Diet and Genes
The maturing field of genetics is showing us what many clinicians have suspected for years — foods can immediately influence the genetic blueprint. This information helps us better understand that genes are under our control and not something we must obey. Consider identical twins, both individuals are given the same genes. In mid-life, one twin develops cancer, and the other lives a long healthy life without cancer. A specific gene instructed one twin to develop cancer, but in the other, the same gene did not initiate the disease. One possibility is that the healthy twin had a diet that turned off the cancer gene — the same gene that instructed the other person to get sick.
For many years, scientists have recognized other environmental factors, such as chemical toxins (tobacco for example), can contribute to cancer through their actions on genes. The notion that food has a specific influence on gene expression is relatively new. From the moment of conception, the genes our parents give us provide continuous molecular instructions to cells and tissues, and ASSESSING FUNCTION AND PREVENTING DISEASE 21 ultimately the heart, lungs, brain, muscles and the rest of the body. In doing so, your health is regulated by what would seem to be a predetermined set of plans. However, genes, along with their diverse set of detailed instructions, are significantly influenced by the very foods you eat, and at each meal. In fact, the whole process of aging — how well we age and how long we live — is controlled throughout our lives through the impact on genes by nutrition. The foods we eat can actually turn on or turn off specific genes, and with it, detailed instructions regarding specific diseases. The bottom line: A good diet turns off genes that cause disease, and a bad diet turns on disease-causing genes.

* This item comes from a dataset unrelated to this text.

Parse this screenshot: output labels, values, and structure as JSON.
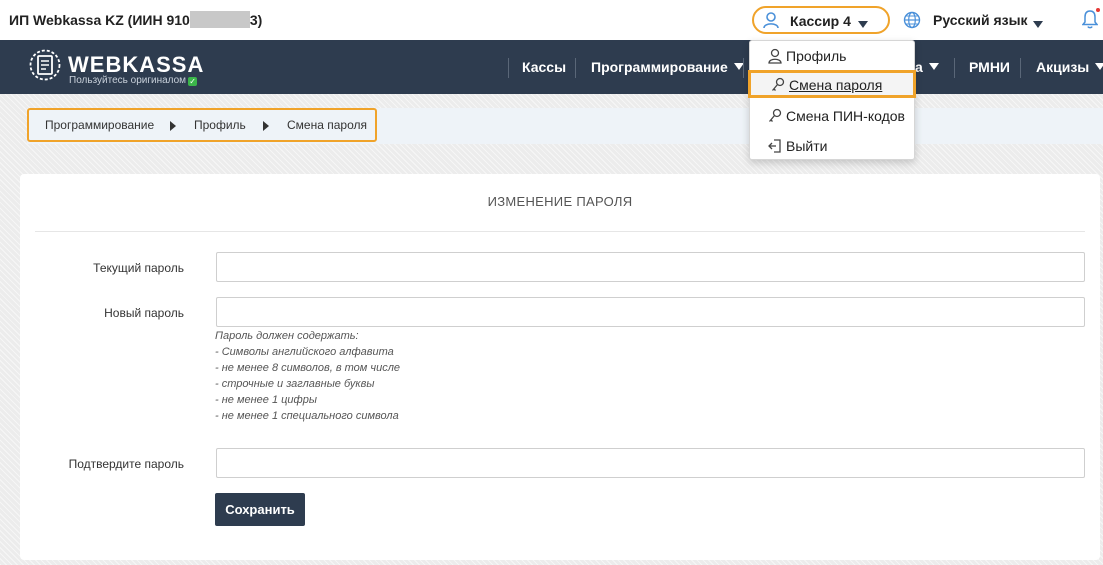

While we all have genes for diseases, they act like a light switch — they can be turned on, or turned off. The diet is like a finger controlling the switch. So what you eat — the quality and quantity of food at each meal — can dictate whether you turn on a particular genetic switch for diabetes, for example. The same is true for virtually all the problems that reduce the quality of life, and for the diseases that kill us. This also includes being overweight — whether your parents were overfat or not isn’t the issue but rather how and what you eat. Many people use “genetics” as an excuse for their health problems — “my parents had this problem,” “my grandfather had that problem.” This attempt to justify ill health is no longer valid. Unfortunately, this defense is propagated throughout our culture, with the media partly to blame. Headlines touting “research shows addiction is genetic” or “obesity gene discovered” is a distortion of the truth promoted to sell newspapers and magazines. Let’s look at the facts. We may be predisposed to addiction or obesity, predisposed to diabetes, heart disease, cancer or any other problems, but if we become addicted, fat, diabetic etc., we are to blame, not our genes.